An energy mix is the combination of fuels that are used to generate the electricity that we use in our homes and businesses.
Where do we get our energy from?
Most of the energy used in the UK is generated right here. In Q3 of 2020, only 2.36 tWh of energy came from imports.
What are the primary sources of energy in the UK?
In the UK most of our energy comes from natural gas. However, around 40% of our energy mix comes from renewable sources like hydropower, solar, wind and biomass. The rest comes from nuclear, coal, oil and imported energy from overseas.
Who are the country’s greenest suppliers?
There are many energy suppliers in the UK that provide 100% green electricity as well as carbon-neutral or carbon-offset gas.
- Good Energy
- Green Energy UK

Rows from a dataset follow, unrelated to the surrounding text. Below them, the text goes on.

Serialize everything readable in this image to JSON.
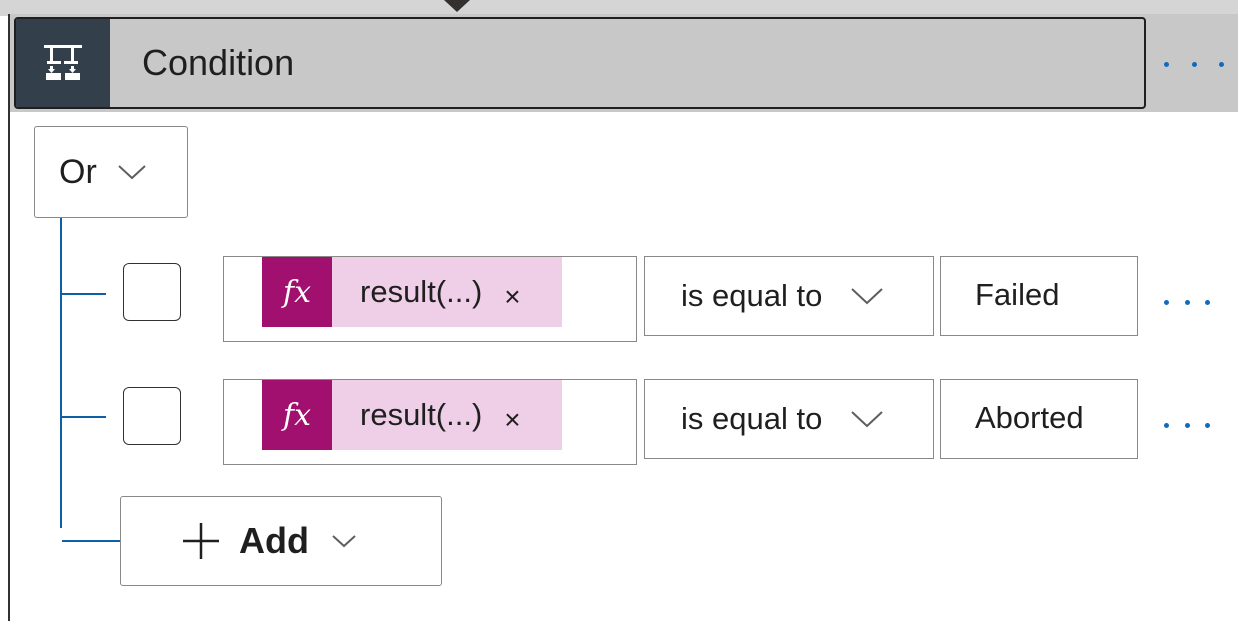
{
  "header": {
    "title": "Condition",
    "icon": "condition-icon",
    "more_icon": "more-dots-icon"
  },
  "group": {
    "operator": "Or"
  },
  "rows": [
    {
      "expression": {
        "fx_label": "fx",
        "label": "result(...)",
        "remove": "×"
      },
      "operator": "is equal to",
      "value": "Failed"
    },
    {
      "expression": {
        "fx_label": "fx",
        "label": "result(...)",
        "remove": "×"
      },
      "operator": "is equal to",
      "value": "Aborted"
    }
  ],
  "add_button": {
    "label": "Add",
    "icon": "plus-icon"
  },
  "colors": {
    "header_bg": "#c8c8c8",
    "icon_box_bg": "#333f4a",
    "fx_bg": "#a1106f",
    "token_bg": "#efcfe7",
    "tree_line": "#0f5fa8",
    "accent_dots": "#0f6cbd"
  }
}
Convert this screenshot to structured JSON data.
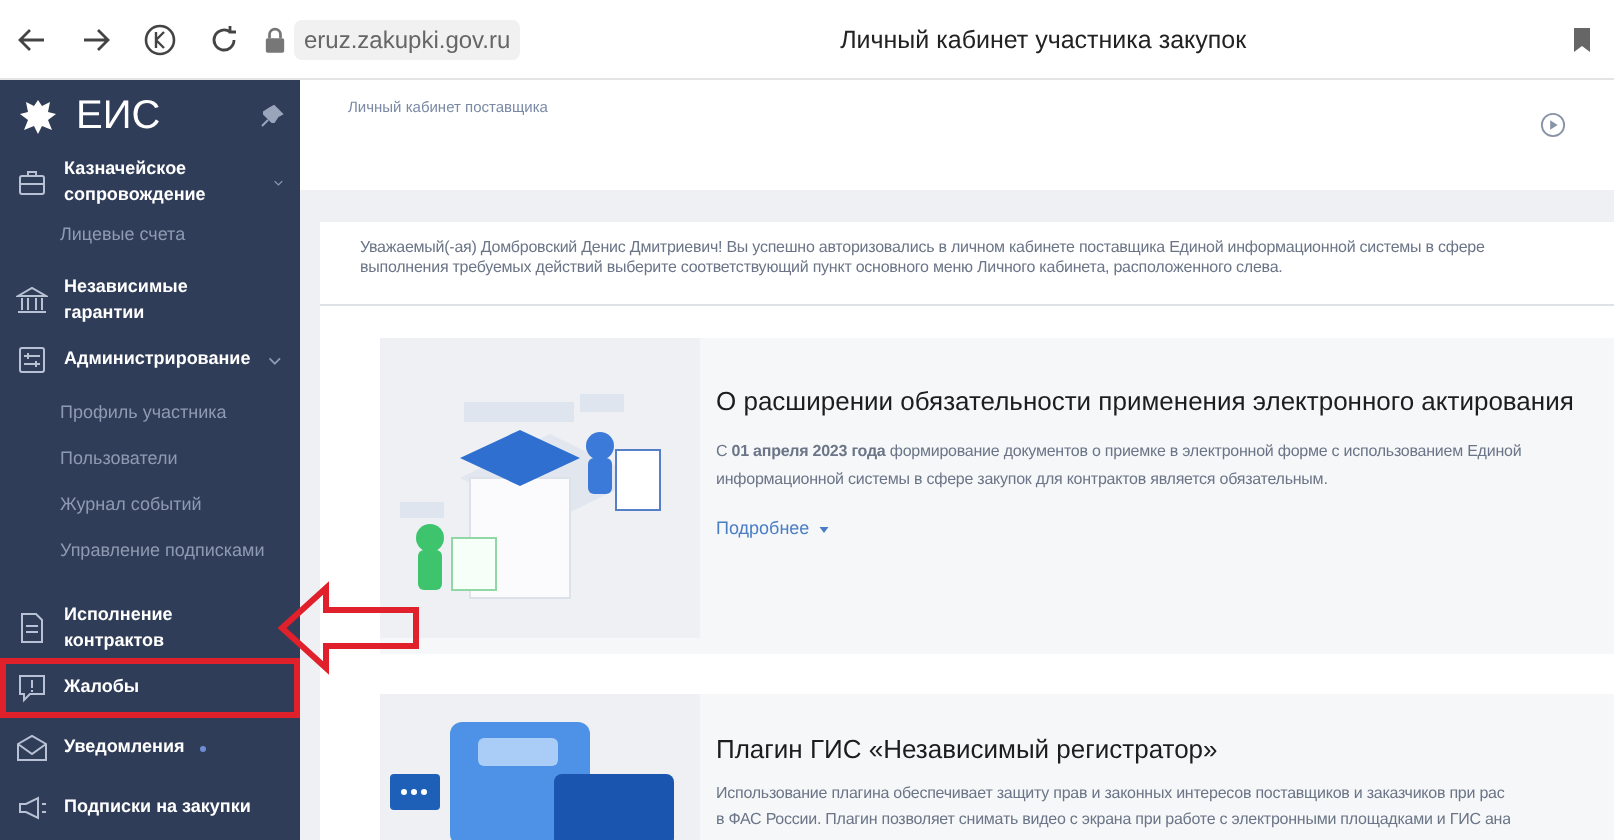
{
  "browser": {
    "url": "eruz.zakupki.gov.ru",
    "title": "Личный кабинет участника закупок"
  },
  "sidebar": {
    "logo": "ЕИС",
    "items": [
      {
        "label": "Казначейское сопровождение",
        "expanded": true,
        "children": [
          {
            "label": "Лицевые счета"
          }
        ]
      },
      {
        "label": "Независимые гарантии"
      },
      {
        "label": "Администрирование",
        "expanded": true,
        "children": [
          {
            "label": "Профиль участника"
          },
          {
            "label": "Пользователи"
          },
          {
            "label": "Журнал событий"
          },
          {
            "label": "Управление подписками"
          }
        ]
      },
      {
        "label": "Исполнение контрактов"
      },
      {
        "label": "Жалобы",
        "highlighted": true
      },
      {
        "label": "Уведомления",
        "unread": true
      },
      {
        "label": "Подписки на закупки"
      }
    ]
  },
  "breadcrumb": "Личный кабинет поставщика",
  "welcome": [
    "Уважаемый(-ая) Домбровский Денис Дмитриевич! Вы успешно авторизовались в личном кабинете поставщика Единой информационной системы в сфере",
    "выполнения требуемых действий выберите соответствующий пункт основного меню Личного кабинета, расположенного слева."
  ],
  "news": [
    {
      "title": "О расширении обязательности применения электронного актирования",
      "text": [
        "С **01 апреля 2023 года** формирование документов о приемке в электронной форме с использованием Единой",
        "информационной системы в сфере закупок для контрактов является обязательным."
      ],
      "more": "Подробнее"
    },
    {
      "title": "Плагин ГИС «Независимый регистратор»",
      "text": [
        "Использование плагина обеспечивает защиту прав и законных интересов поставщиков и заказчиков при рас",
        "в ФАС России. Плагин позволяет снимать видео с экрана при работе с электронными площадками и ГИС ана"
      ]
    }
  ]
}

- Pure Planet
Updated on 11 Nov, 2022
Energy Specialist & Copywriter